The lunch keynote address, delivered by David Franz, DVM, Ph.D., adjunct professor in the department of diagnostic medicine and pathobiology in Kansas State University’s College of Veterinary Medicine, focused on his experience with the learning curve associated with the U.S. government’s global security engagement programs. Franz summarized the gradual transition from the visionary Nunn-Lugar Cooperative Threat Reduction (CTR) approach of the 1990’s to today’s Global Health Security Agenda approach of working with international partners – focusing on the importance of building trusted human relationships.

“Although CTR was a great brand, it was eventually changed to ‘Global Security Engagement’ primarily because the former implied that the partner was a threat – and that’s not a positive way to begin a new relationship.” Franz said, “How our international partners see us must absolutely be kept in mind in this battle for global health security.”

The meeting’s dinner keynote was provided by Richard Kock, MA, VMB, VMD, MRCVS, professor of wildlife health and emerging diseases at the University of London’s Royal Veterinary College. Through a Natural Environmental Research Council funded project, Kock has studied the mysterious die-off of saigi antelope in Kazakhstan. In May 2015, over two hundred thousand animals – more than three quarters of the world’s population – suddenly died within a 350 kilometer radius. Kock and his colleagues have worked tirelessly to find an explanation for this rapid, large-scale mortality – an event that is now clearly due to haemorrhagic septicaemia, a bacterial disease. However, he suspects its sudden emergence across the population may be attributed to environmental factors.

“These were literally healthy animals that were grazing, getting sick and all dying,” Kock said. “This could be a very important story to tell. With the idea of climate change, there’s going to be flooding here and a heat wave there – that’s certainly less threatening than the bacteria in and around us having the ability to adapt this quickly whilst mammals require hundreds of thousands of years to respond. I think there needs to be an international effort to understand this – if there is a climate link, we need to establish it.”

With officials from DHS and the U.S. Department of Agriculture, the Institute also led discussions on meeting federal priorities through university-based research and development, advancing agricultural defense and interagency partnerships. In addition, through breakout sessions focusing on identifying policy challenges, transitioning products into use and meeting requirements for diverse end users, the Institute’s moderators were able to discuss important topics in small groups and work toward strategically planning the Institute’s future.

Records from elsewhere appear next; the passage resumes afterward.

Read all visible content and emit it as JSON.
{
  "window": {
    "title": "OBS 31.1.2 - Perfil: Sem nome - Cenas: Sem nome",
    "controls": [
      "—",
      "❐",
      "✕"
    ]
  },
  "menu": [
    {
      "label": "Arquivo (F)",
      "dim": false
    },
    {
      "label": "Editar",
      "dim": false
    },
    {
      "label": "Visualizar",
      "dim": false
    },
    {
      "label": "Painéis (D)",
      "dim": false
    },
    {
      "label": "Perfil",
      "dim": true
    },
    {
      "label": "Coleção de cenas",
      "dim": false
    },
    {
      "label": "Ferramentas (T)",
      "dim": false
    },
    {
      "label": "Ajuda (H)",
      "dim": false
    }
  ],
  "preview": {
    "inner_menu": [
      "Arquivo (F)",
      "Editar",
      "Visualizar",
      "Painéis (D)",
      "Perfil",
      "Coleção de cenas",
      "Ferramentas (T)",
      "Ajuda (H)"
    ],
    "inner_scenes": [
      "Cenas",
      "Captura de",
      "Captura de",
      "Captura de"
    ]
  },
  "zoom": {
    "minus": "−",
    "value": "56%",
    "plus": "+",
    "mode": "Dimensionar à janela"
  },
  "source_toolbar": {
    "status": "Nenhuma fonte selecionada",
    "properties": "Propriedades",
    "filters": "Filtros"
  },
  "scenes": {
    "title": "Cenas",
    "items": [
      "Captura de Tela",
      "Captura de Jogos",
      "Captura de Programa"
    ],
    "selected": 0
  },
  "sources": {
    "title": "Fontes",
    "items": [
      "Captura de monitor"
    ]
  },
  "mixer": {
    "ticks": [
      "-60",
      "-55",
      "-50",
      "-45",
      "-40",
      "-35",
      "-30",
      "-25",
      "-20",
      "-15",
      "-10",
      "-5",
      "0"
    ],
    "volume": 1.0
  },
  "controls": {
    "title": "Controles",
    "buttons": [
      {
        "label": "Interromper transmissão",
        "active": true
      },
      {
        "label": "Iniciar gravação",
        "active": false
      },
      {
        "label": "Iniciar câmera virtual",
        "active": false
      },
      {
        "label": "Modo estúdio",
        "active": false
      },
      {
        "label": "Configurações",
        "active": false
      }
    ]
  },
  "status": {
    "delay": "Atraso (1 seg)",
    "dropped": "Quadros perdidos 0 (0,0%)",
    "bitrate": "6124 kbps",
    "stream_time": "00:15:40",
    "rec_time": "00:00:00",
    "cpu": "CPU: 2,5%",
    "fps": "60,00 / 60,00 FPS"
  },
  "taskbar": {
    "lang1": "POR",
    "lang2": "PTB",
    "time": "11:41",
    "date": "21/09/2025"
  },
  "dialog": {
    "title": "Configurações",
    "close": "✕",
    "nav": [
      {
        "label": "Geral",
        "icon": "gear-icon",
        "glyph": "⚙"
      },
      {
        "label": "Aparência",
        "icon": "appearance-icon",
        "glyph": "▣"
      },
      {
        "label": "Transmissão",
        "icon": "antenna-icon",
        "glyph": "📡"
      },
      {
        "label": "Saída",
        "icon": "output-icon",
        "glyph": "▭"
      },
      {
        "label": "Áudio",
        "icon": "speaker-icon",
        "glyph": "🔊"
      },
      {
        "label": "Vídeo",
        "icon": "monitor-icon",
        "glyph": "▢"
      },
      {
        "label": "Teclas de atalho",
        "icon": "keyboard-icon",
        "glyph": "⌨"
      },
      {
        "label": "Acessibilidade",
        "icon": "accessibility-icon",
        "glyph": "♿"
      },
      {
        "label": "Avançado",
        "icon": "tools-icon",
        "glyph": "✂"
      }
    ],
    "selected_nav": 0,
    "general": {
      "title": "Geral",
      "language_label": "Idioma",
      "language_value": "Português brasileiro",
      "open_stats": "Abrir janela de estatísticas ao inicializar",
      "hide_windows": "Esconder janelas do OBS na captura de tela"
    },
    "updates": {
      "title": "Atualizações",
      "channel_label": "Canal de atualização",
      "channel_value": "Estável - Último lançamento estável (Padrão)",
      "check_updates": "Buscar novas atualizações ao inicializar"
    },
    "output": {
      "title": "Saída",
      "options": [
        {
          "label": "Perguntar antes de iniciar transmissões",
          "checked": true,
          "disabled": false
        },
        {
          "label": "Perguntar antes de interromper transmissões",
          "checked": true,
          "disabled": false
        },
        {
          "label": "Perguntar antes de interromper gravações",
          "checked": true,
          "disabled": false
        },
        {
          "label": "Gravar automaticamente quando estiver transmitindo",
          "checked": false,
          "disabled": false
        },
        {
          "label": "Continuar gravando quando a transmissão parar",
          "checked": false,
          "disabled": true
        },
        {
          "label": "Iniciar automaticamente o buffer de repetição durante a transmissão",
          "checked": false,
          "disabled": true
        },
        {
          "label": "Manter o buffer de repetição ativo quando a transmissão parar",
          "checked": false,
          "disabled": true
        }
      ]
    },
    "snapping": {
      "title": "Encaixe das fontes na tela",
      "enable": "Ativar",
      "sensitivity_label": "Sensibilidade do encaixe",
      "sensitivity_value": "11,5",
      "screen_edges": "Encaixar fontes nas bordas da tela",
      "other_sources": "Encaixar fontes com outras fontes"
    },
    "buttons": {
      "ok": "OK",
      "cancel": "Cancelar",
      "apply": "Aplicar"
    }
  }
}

“Just over the last 12 months, the Institute has accomplished so much and has really grown in both manpower and recognition in the global health community,” said Gerald Parker, DVM, Ph.D., MS, IIAD interim director. “The ability to collaborate with partners and work very closely together is key. We’re very fortunate to have support from federal and state governments and we’re equally as blessed to have the support of our industry partners. Without your strong support and input to help guide us on what you need, we wouldn’t be going anywhere.”

Headquartered in College Station, Texas, IIAD was founded in 2004 as a Department of Homeland Security (DHS) Science and Technology Center of Excellence. The Institute focuses on research, education and outreach to prevent, detect, mitigate and recover from transboundary, emerging and/or zoonotic diseases, which may be introduced intentionally or through natural processes. In 2014, IIAD was recognized by the World Organisation for Animal Health (OIE) as a Collaborating Centre in the specialty of biological threat reduction. IIAD is the only centre of this kind in OIE’s America’s region and the only OIE Collaborating Centre within the Texas A&M University System. For more information, visit iiad.tamu.edu.